Tech bubbles, ad revenue and Twitter — five questions with Nick Denton

Gawker Media founder Nick Denton has some controversial ideas about what online media need to do, including the idea that the conversation around a story should be the primary focus rather than the story itself — as he described in a recent interview with us at his office in SoHo. In that same interview, Denton offered his thoughts on a range of other topics, such as whether we are in a technology bubble, the decline of Facebook and Twitter as conversational media, and whether he has any interest in selling his digital empire. Here are some edited excerpts of his comments on those and other subjects.

Why tech is boring now:

GigaOM: “You don’t really pay any attention to the tech scene?”

Denton: “No — the tech world is particularly obnoxious at the moment.”

GOM: “Because we are in a bubble?”

Denton: “Yeah. I do remember enjoying it more in 2003 and 2004, when it seemed as if the only people who were doing anything were the diehards.”

GOM: “You like the underdog.”

Denton: “Yeah. It’s Henry the Fifth, Shakespeare — outnumbered, brave, fearless. Going to their deaths or glory, one or the other. That has more poetry to it than a bunch of failed investment bankers that reconstitute themselves as app makers, or funders of app makers.”


The most interesting people in tech:

GigaOM: “Who do you pay attention to when it comes to tech or online media?”

Denton: “I always watch what Evan [Williams] is doing, because I’m obsessed by Internet discussions, and how bad they are, and how much better they could be. Josh [Miller] at Branch is interesting [Branch has been funded by Williams’ Obvious Corp and does hosted invitation-only discussions].


What’s wrong with Twitter and Facebook:

GigaOM: “Aren’t social networks like Twitter and Facebook good for discussions? Isn’t that what social media is for?”

Denton: “Twitter has really become a repository for the bitterness and toxicity that used to be the defining feature of Internet comments. A lot of the disaffected wannabes and will-never-be’s have gone from Internet comments through to Twitter — and Facebook, particularly since they’ve opened up subscriptions. If the better people are on Twitter, then the dumb people are on Facebook.”

GOM: “But can’t you have a conversation on Twitter?”

Denton: “It’s not really a dialogue at all. It’s just a bunch of people shouting at each other. Twitter feels like that. There’s a bunch of people throwing one liners at each other.”


The future of digital advertising:

GigaOM: “Gawker hasn’t really experimented with subscriptions or other models for revenue. Do you have any interest in anything other than advertising?”

Denton: “No.”

GOM: “Is that because you don’t think they will work?”

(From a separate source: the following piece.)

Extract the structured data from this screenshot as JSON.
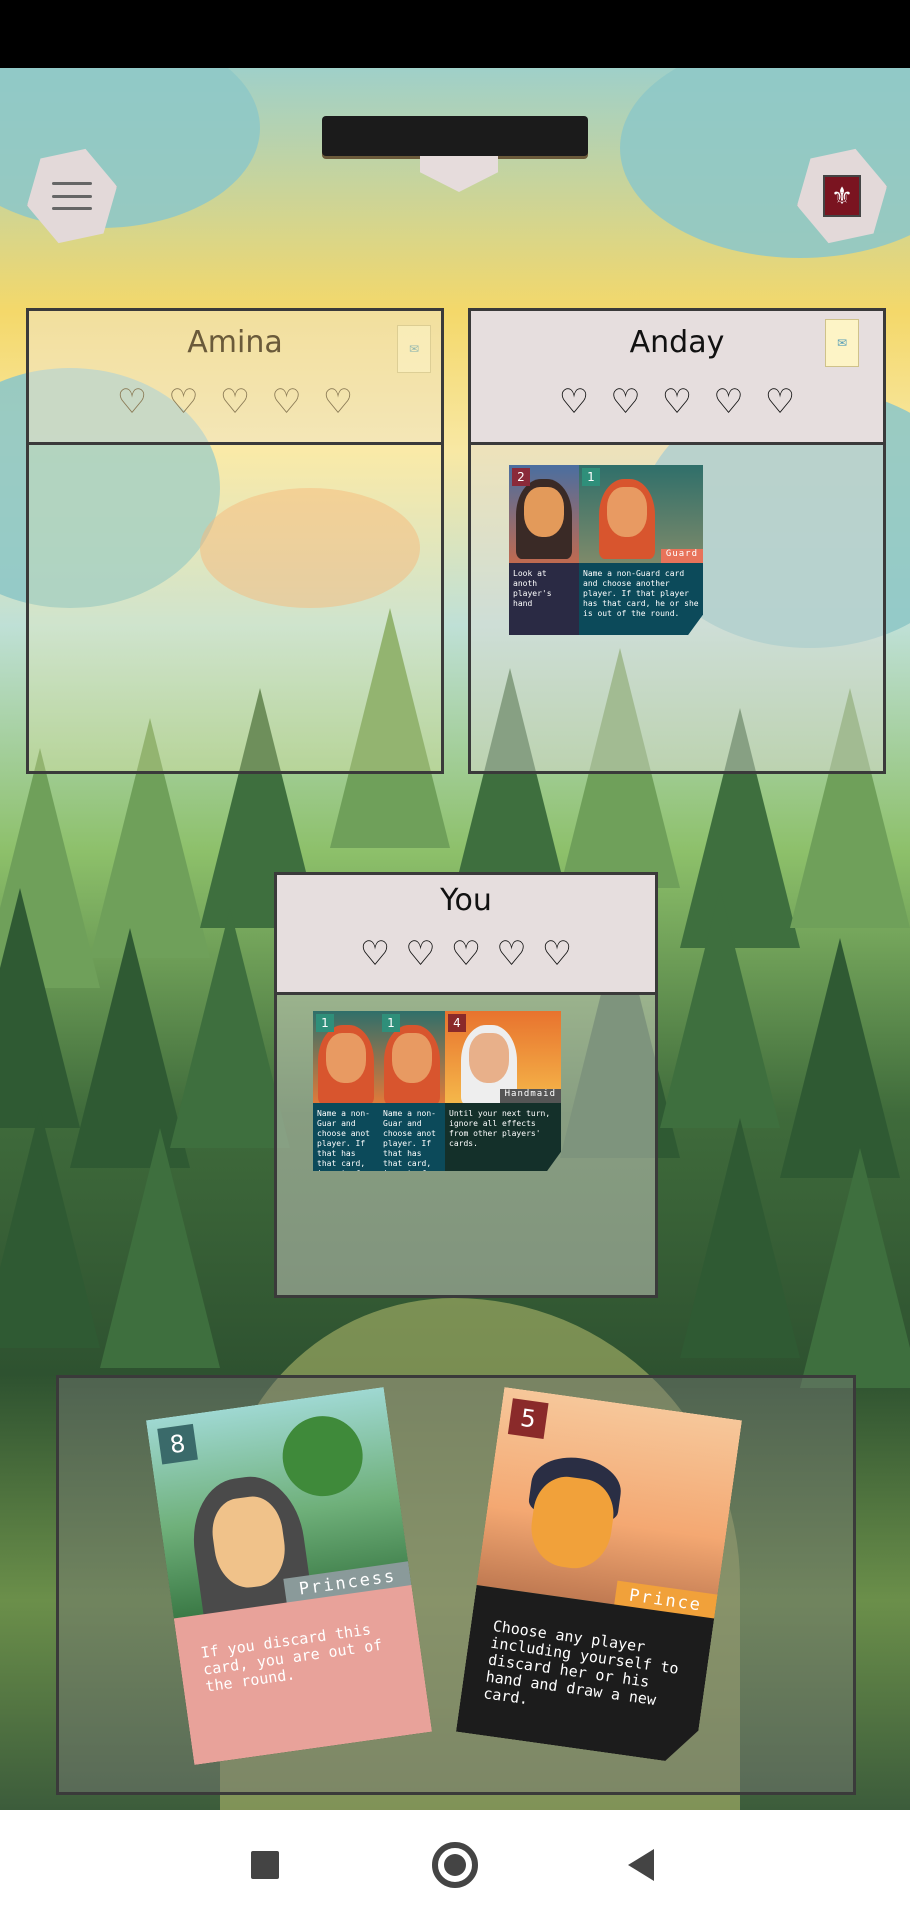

Denton: “No, it’s because I’m lazy and I like to focus on one thing at a time. I’m actually much more interested in what I would call conversational marketing. That is the advertising that I would buy. The ability to have a conversation with — not necessarily with end customers, but people online who are truly going to influence end customers. And this is probably not the social media elite.”

GOM: “But everyone us saying advertising is dead, media needs to find other revenue models. Do you disagree?”

Denton: “We do fine out of advertising. We have high quality, high income…”

GOM: “Are those ad revenues growing?”

Denton: “Yeah, of course.”

GOM: “Rapidly?”

Denton: “Pretty rapidly, yes. We’ve been profitable for years.”

GOM: “And no interest in other revenue opportunities?”

Denton: “What are we good at? We are great at publishing, and we are great and will be great at creating these special environments [for conversation.] We have the tone of the web. Editorial expertise and technology are the things that marks us out. Clients who are often trying to become publishers themselves, we should be providing them with a publishing platform, publishing services and publishing expertise and publishing consultancy.”


Selling Gawker:

GigaOM: “What does the future of Gawker look like? Have you thought about selling?

Denton: “No. I actually haven’t been asked the selling question for a long time.”

GOM: “It’s a possibility, no?”

Denton: “No.”

GOM: “Not at all? Ever? Not even if Mark Zuckerberg called you up and offered you a billion dollars?”

Denton: “No.”

Post and thumbnail images courtesy of Flickr user Matt Haughey